RECORDS START

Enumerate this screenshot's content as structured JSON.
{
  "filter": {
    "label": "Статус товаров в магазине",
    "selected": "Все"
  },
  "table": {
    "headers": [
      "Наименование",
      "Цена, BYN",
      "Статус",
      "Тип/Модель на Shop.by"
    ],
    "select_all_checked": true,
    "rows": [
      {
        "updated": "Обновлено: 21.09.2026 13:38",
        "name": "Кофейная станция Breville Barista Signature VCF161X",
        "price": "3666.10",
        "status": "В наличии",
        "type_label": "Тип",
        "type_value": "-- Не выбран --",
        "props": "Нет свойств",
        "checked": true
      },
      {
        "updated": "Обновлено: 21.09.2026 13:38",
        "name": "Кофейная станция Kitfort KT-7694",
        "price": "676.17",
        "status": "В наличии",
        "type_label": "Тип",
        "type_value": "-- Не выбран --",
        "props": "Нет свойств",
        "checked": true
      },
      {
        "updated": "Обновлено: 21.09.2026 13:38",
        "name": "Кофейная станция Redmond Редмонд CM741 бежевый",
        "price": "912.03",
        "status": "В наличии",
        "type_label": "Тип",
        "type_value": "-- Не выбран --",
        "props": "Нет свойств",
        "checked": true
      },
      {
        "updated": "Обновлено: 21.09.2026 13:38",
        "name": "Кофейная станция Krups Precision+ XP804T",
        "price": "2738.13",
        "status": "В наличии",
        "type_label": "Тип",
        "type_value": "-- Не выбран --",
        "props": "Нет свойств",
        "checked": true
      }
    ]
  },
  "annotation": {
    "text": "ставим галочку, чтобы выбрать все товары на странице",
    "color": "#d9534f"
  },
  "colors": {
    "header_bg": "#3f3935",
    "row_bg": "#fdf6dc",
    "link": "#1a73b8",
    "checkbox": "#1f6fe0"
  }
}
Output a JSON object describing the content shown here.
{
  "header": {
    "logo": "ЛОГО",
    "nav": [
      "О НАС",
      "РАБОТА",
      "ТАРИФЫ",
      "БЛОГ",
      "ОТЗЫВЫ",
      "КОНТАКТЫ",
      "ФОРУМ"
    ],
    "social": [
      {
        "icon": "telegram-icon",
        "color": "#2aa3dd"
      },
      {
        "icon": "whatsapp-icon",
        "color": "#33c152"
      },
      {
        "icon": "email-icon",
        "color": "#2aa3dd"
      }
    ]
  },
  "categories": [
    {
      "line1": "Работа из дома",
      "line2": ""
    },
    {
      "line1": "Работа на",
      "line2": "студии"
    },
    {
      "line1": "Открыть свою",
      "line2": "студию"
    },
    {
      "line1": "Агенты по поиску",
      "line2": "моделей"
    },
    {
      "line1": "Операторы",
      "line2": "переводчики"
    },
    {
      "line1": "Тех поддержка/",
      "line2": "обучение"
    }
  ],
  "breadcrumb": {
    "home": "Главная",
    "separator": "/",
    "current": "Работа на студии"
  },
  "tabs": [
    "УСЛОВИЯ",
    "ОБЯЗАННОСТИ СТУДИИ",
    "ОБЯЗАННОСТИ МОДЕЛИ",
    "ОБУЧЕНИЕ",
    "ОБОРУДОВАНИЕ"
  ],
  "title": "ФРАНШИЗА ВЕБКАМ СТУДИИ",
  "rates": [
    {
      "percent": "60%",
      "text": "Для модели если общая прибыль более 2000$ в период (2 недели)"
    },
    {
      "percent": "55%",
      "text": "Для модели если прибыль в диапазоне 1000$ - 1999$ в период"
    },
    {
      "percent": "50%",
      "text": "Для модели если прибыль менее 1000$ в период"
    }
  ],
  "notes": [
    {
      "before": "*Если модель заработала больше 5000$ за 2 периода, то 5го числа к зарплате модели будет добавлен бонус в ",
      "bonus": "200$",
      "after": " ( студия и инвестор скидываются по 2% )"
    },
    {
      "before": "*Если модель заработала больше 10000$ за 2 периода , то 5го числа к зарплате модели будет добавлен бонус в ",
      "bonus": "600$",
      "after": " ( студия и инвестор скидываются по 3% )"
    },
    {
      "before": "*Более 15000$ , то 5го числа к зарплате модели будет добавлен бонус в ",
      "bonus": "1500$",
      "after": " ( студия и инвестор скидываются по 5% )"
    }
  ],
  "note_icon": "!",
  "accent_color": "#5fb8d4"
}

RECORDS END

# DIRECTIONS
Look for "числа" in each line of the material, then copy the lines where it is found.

# EXPECTED OUTPUT
      "before": "*Если модель заработала больше 5000$ за 2 периода, то 5го числа к зарплате модели будет добавлен бонус в ",
      "before": "*Если модель заработала больше 10000$ за 2 периода , то 5го числа к зарплате модели будет добавлен бонус в ",
      "before": "*Более 15000$ , то 5го числа к зарплате модели будет добавлен бонус в ",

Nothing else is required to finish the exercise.